Important: The OPTIMIZE TABLE command uses the COPY algorithm to create temporary tables that are the same size as the original table. Confirm that you have enough available disk space before running this command.

To optimize your table, run the following command syntax:

mysql> OPTIMIZE TABLE <tablename>;

Or, you can rebuild the table by running the following command:

mysql> ALTER TABLE <table_name> ENGINE=INNODB;

Binary logs

When you enable automated backups on your Amazon RDS instance, the binary logs are also automatically enabled on your DB instance. These binary logs are stored on the disk and consume storage space, but are purged at every binary log retention configuration. The default binlog retention value for your instance is also set to "Null", which means that the files is removed immediately.

To avoid low storage space issues, set the appropriate binary log retention period in Amazon RDS for MySQL. You can review the number of hours that a binary log is retained with the mysql.rds_show_configuration command syntax:

CALL mysql.rds_show_configuration;

You can also reduce this value to retain logs for a shorter period to reduce the amount of space the logs use. A value of NULL means that logs are purged as soon as possible. If there's a standby instance for the active instance, then monitor the ReplicaLag metric on the standby instance. The ReplicaLag metric indicates any delays that occur during the binary log processing on the active instance or relay logs on the standby instance.

If there's a standby instance for the active instance, then monitor the ReplicaLag metric on the standby instance. The ReplicaLag metric indicates any delays during the binary log purge on the active instance and relay log on the standby instance. If there are purging or replication issues, then these binary logs can accumulate over time, consuming additional disk space. To check the number of binary logs on an instance and file size, use the SHOW BINARY LOGS command. For more information, see SHOW BINARY LOGS statement on the MySQL website.

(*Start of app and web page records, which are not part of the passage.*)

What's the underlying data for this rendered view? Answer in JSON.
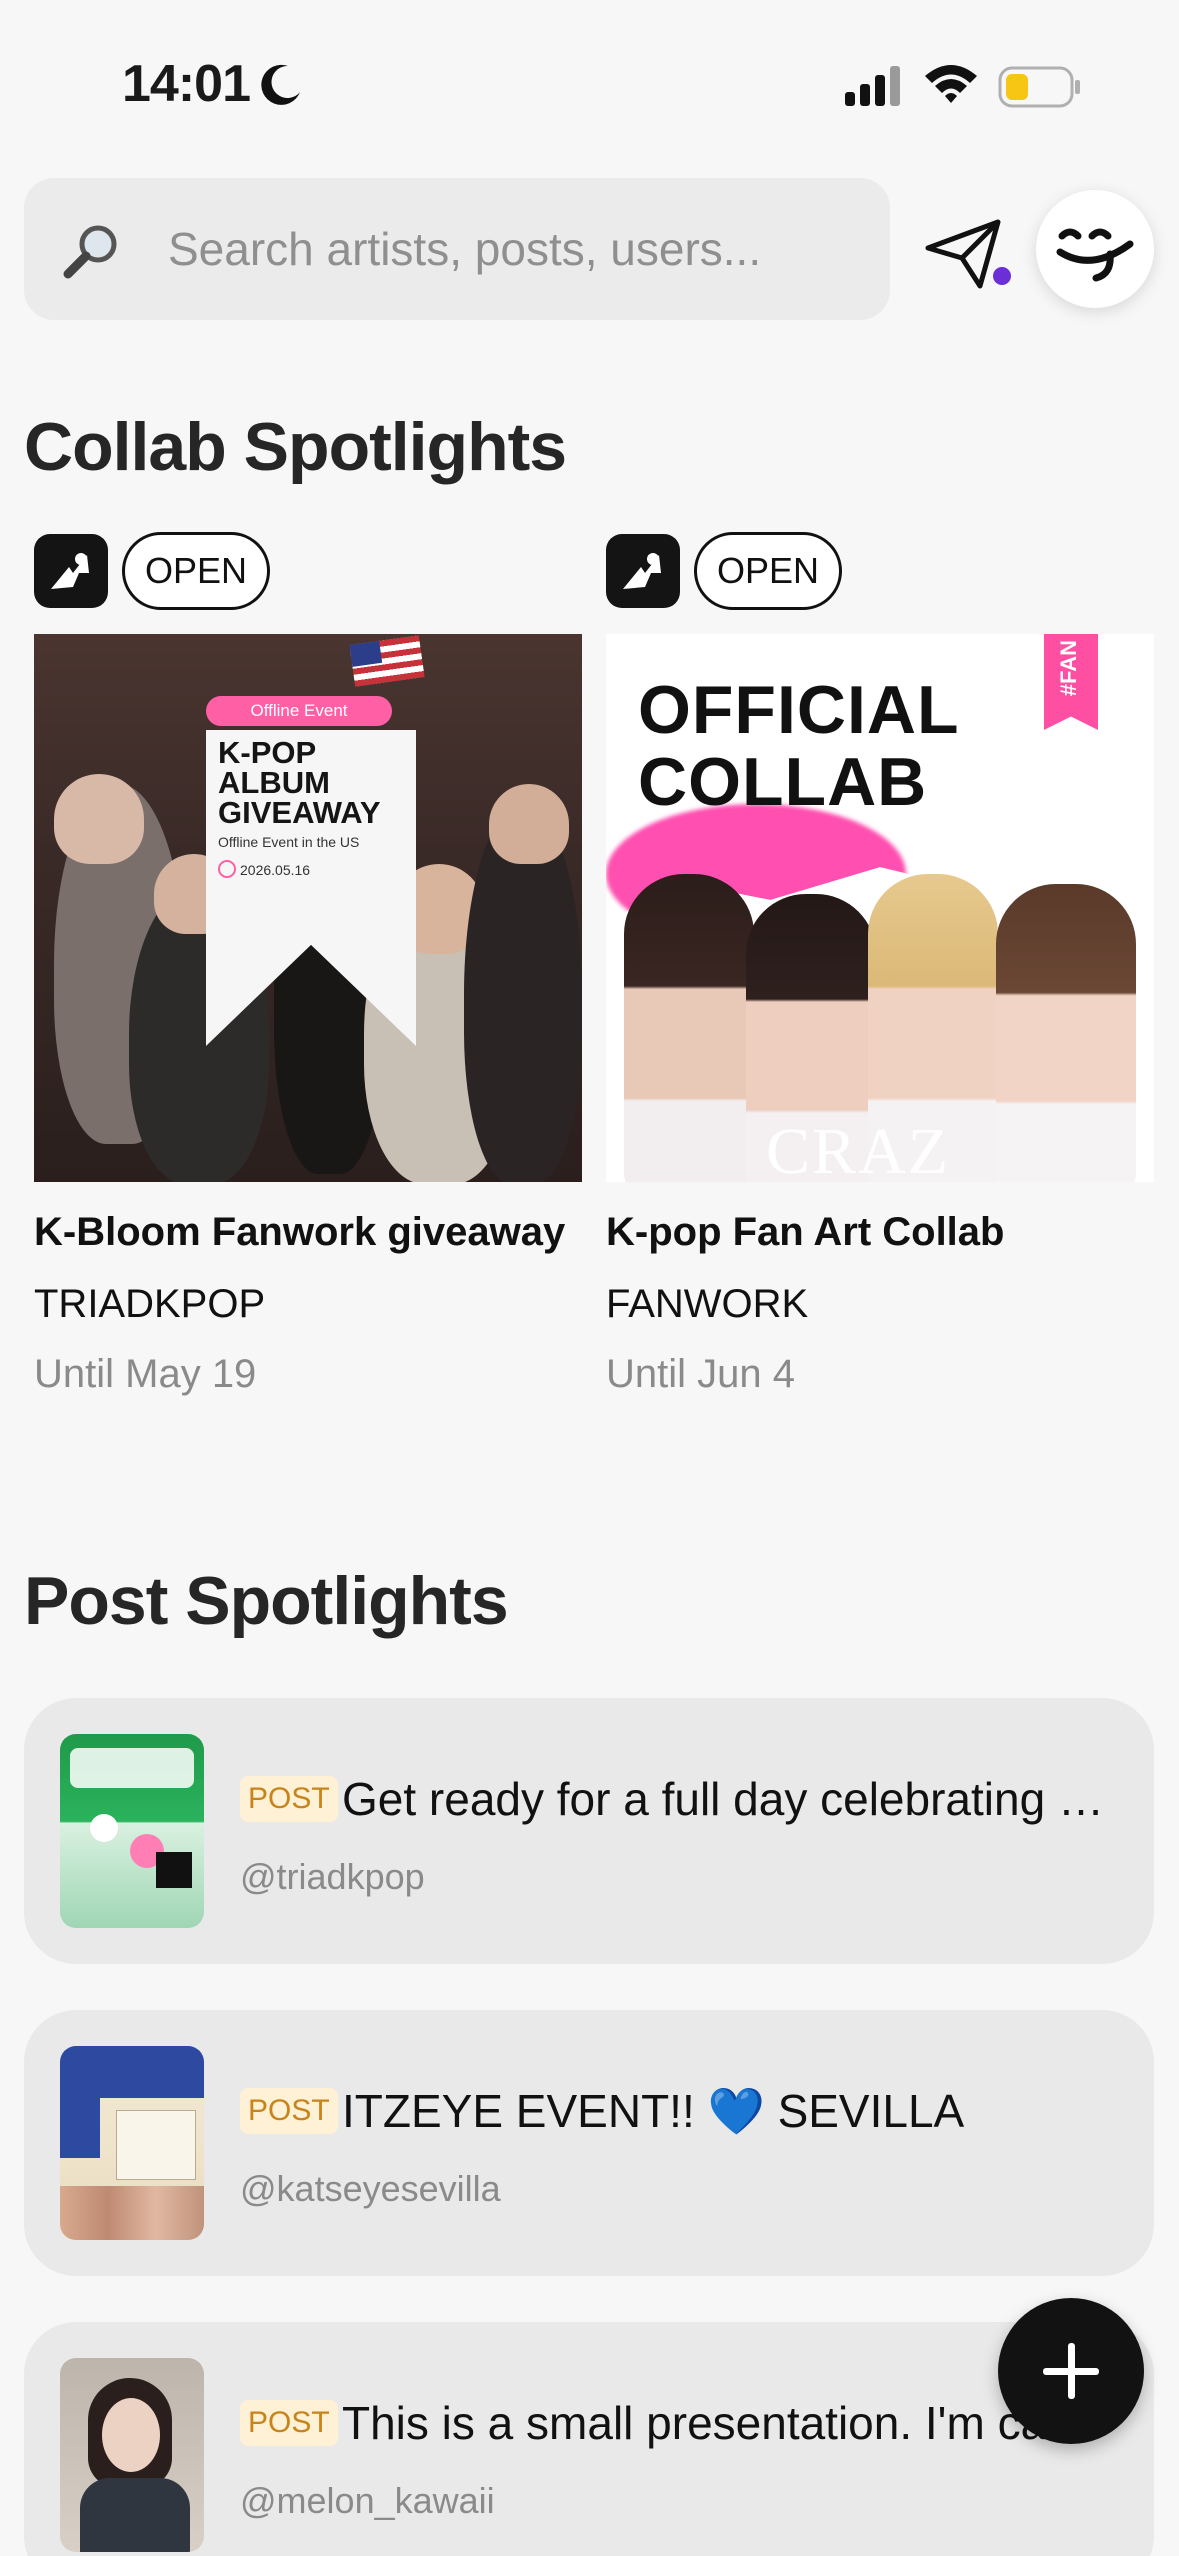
{
  "status_bar": {
    "time": "14:01",
    "icons": [
      "moon-icon",
      "signal-icon",
      "wifi-icon",
      "battery-icon"
    ]
  },
  "search": {
    "placeholder": "Search artists, posts, users..."
  },
  "colors": {
    "background": "#f7f7f7",
    "card_background": "#e9e9e9",
    "post_label_bg": "#fff1d6",
    "post_label_text": "#c8841a",
    "notification_dot": "#6b2fd6",
    "muted_text": "#8a8a8a"
  },
  "collab_spotlights": {
    "title": "Collab Spotlights",
    "cards": [
      {
        "status": "OPEN",
        "title": "K-Bloom Fanwork giveaway",
        "organizer": "TRIADKPOP",
        "until": "Until May 19",
        "image": {
          "tag": "Offline Event",
          "headline": "K-POP ALBUM GIVEAWAY",
          "subtitle": "Offline Event in the US",
          "date": "2026.05.16"
        }
      },
      {
        "status": "OPEN",
        "title": "K-pop Fan Art Collab",
        "organizer": "FANWORK",
        "until": "Until Jun 4",
        "image": {
          "headline": "OFFICIAL COLLAB",
          "ribbon": "#FAN",
          "footer": "CRAZ"
        }
      }
    ]
  },
  "post_spotlights": {
    "title": "Post Spotlights",
    "posts": [
      {
        "label": "POST",
        "text": "Get ready for a full day celebrating K-Bloom Fan Fest!",
        "user": "@triadkpop"
      },
      {
        "label": "POST",
        "text": "ITZEYE EVENT!! 💙 SEVILLA",
        "user": "@katseyesevilla"
      },
      {
        "label": "POST",
        "text": "This is a small presentation. I'm ca",
        "user": "@melon_kawaii"
      }
    ]
  }
}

If the DB instance is acting as a replication standby instance, then check the size of the relay logs (Relay_Log_Space) value using the following command:

SHOW SLAVE STATUS\G

MySQL logs (general logs, slow query logs, and error logs)

Amazon RDS for MySQL provides logs (such as general logs, slow query logs and error logs) that can be used to monitor your database. Error logs are enabled by default. However, the general logs and slow query logs can be enabled using a custom parameter group on the RDS instance. After the slow query logs and general logs are enabled, they are automatically stored in the slow_log and general_log tables inside the MySQL database. To check the sizes of any slow queries, general logs (of "FILE" type), and error logs, view and list the database log files.

If the slow query log and general log tables are using excessive storage, then manage the table-based MySQL logs by manually rotating the log tables. To completely remove the old data and reclaim your disk space, call the following commands twice in succession:
mysql> CALL mysql.rds_rotate_slow_log;
mysql> CALL mysql.rds_rotate_general_log;

Note: The tables don't provide an accurate file size of the logs. Modify the parameter so that the value of log_output for slow_log and general_log is "File" instead of "Table".

It's also a best practice to monitor your Amazon RDS DB instance using Amazon CloudWatch. You can set up CloudWatch alarms on the FreeStorageSpace metric to receive alerts whenever your storage space drops below a certain threshold value. Finally, monitor the FreeStorageSpace metric by setting up a CloudWatch alarm to receive notifications whenever your DB instance is low on free space. For more information, see How can I create CloudWatch alarms to monitor the Amazon RDS free storage space and prevent storage full issues?

Also, you can use the Amazon RDS storage autoscaling feature to manage capacity automatically. With storage autoscaling, you don't have to manually scale up database storage. For more information about Amazon RDS storage autoscaling, see Working with storage for Amazon RDS DB instances.